What happens to a junior employee who violates company policy? They most definitely get the sack, no question about it. So, is this what happens to a senior executive who’s also in violation of the organization’s policy? At McDonald’s, it is.
On November 1, 2019, the fast-food corporation’s Board of Directors voted CEO Steve Easterbrook out with immediate effect for having a relationship with one of the organization’s employees. Although it was consensual, this was still a violation of the company’s policy, and having been at the helm, Easterbrook should have known better.
Via a statement released by the multinational conglomerate, it was revealed that the board regarded the relationship a demonstration of poor judgment on Easterbrook’s part.
While not sharing other details of the now-former CEO’s relationship, the company did announce Chris Kempczinski as his replacement. Kempczinski now serves as both President and CEO of McDonald’s.
Naturally, Easterbrook had to have some sort of reaction to the board’s decision.
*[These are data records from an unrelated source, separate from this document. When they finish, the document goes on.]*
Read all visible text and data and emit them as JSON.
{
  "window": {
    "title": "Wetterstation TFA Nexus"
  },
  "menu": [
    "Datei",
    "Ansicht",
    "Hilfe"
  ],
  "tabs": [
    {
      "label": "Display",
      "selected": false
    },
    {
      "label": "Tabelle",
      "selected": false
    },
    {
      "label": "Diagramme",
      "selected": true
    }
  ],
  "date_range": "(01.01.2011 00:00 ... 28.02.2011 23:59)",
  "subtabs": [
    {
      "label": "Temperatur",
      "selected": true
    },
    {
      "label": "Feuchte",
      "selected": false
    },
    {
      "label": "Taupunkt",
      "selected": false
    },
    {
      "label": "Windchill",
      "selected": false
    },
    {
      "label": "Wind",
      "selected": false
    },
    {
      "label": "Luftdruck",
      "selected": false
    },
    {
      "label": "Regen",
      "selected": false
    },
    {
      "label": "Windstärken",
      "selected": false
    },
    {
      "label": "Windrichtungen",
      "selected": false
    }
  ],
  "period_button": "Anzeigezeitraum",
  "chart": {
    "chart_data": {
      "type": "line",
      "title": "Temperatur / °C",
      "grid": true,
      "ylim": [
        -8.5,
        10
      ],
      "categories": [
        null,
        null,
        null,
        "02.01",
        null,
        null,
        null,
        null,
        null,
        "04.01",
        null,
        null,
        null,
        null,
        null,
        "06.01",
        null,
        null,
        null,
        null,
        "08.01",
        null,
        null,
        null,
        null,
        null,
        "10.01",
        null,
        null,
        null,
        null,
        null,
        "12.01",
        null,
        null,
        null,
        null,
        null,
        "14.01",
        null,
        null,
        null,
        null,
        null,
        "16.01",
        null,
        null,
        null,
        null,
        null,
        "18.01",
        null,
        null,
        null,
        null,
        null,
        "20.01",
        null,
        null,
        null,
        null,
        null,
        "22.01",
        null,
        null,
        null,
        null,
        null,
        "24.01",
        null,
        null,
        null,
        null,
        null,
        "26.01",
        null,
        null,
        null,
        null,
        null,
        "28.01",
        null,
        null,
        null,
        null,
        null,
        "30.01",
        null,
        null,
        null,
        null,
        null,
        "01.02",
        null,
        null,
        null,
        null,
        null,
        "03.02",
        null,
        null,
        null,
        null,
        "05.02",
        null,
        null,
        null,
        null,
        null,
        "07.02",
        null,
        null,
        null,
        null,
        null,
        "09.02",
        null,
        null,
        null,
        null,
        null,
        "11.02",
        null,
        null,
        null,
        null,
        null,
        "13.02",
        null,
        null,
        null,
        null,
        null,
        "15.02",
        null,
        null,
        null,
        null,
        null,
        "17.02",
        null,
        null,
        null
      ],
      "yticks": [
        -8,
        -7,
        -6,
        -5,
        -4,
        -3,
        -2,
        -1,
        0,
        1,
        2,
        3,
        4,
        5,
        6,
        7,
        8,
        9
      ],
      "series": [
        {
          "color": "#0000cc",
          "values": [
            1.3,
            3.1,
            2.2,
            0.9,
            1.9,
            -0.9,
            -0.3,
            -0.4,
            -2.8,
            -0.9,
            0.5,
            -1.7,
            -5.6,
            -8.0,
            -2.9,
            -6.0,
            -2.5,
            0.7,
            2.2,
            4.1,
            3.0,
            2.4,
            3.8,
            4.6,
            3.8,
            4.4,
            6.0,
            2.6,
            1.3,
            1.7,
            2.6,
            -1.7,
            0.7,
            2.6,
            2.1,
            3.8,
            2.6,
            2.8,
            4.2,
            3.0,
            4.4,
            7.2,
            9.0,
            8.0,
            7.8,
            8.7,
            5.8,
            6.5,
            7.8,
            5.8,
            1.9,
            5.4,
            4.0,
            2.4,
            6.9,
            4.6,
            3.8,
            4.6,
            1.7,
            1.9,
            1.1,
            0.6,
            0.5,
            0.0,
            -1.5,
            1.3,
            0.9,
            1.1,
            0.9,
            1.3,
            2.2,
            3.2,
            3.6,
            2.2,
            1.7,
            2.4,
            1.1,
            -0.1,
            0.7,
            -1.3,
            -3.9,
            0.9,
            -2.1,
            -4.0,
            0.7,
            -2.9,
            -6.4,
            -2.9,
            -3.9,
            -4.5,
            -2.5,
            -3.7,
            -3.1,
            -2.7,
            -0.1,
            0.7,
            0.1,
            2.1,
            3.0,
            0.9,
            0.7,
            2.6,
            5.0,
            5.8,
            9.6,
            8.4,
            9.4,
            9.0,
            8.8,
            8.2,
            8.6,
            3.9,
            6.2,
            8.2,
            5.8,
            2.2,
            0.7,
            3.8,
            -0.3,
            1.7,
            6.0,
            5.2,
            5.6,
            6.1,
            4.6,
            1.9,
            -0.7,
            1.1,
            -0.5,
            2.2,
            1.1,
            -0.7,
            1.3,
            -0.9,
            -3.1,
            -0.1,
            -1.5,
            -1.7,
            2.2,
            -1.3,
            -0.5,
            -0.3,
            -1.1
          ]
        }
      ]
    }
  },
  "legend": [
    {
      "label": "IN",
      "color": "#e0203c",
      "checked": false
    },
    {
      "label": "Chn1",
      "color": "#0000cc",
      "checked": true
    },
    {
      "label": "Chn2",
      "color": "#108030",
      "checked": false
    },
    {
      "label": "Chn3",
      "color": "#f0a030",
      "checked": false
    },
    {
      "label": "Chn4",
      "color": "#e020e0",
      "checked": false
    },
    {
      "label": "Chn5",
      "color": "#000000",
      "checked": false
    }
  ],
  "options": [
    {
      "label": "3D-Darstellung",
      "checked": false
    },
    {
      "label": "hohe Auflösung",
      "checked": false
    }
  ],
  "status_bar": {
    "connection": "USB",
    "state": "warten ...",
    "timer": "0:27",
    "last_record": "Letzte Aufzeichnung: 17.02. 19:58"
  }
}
Writing an email to the company’s employees, he admitted that he had made a mistake while also accepting the decision by the board. As he put it, it was time for him to move on.
The 52-year-old rose to the CEO position in 2015, becoming the successor to Don Thompson. Before, Easterbrook oversaw the company’s operations in the United Kingdom and countries in Northern Europe, while also being the chief brand officer in this region.
Easterbrook and Kempczinski had a close and fruitful relationship, and working together, the two have overseen a significant McDonald’s turnaround.
With the latter as the President of all operations in the United States and the former as CEO, the company’s share has exhibited a 96% rise, now selling at $193.94 per share.
As you can see, Kempczinski is a natural replacement for Easterbrook, no wonder the board went with him. In an email sent to his employees, the new CEO admitted that he was excited over his new position, and was grateful that the board felt confident that he was the right man for the job.
He went on to recognize the employees as an integral part of the McDonald’s team, saying that it is he who is fortunate to have such talent for a team to work with as they strive to build on their brand.
Kempczinski’s replacement has also been named, with Joe Erlinger taking over the management of the 14,000 McDonald’s restaurants in the United States. Before taking over from the new CEO, Erlinger was the international operated markets president.
Despite his run at McDonald’s having come to an abrupt halt, one cannot deny that on the business front, everything Easterbrook did was in service to the company.
Under his watch, McDonald’s went big on franchising, with 90% of the restaurant locations now under franchise ownership.
Easterbrook’s strategy has led to maximized profits, but there’s nothing that always perfect, right? The company isn’t bringing in as much revenue as it would want to, especially in the third quarter of 2019. Earnings fell short of projected estimates, but knowing McDonald’s, they’ll certainly bounce back.
All large corporations have their share of challenges, and for a company that has been operational since 1940, you better believe that the folks at McDonald’s have perfected the art of beating these challenges.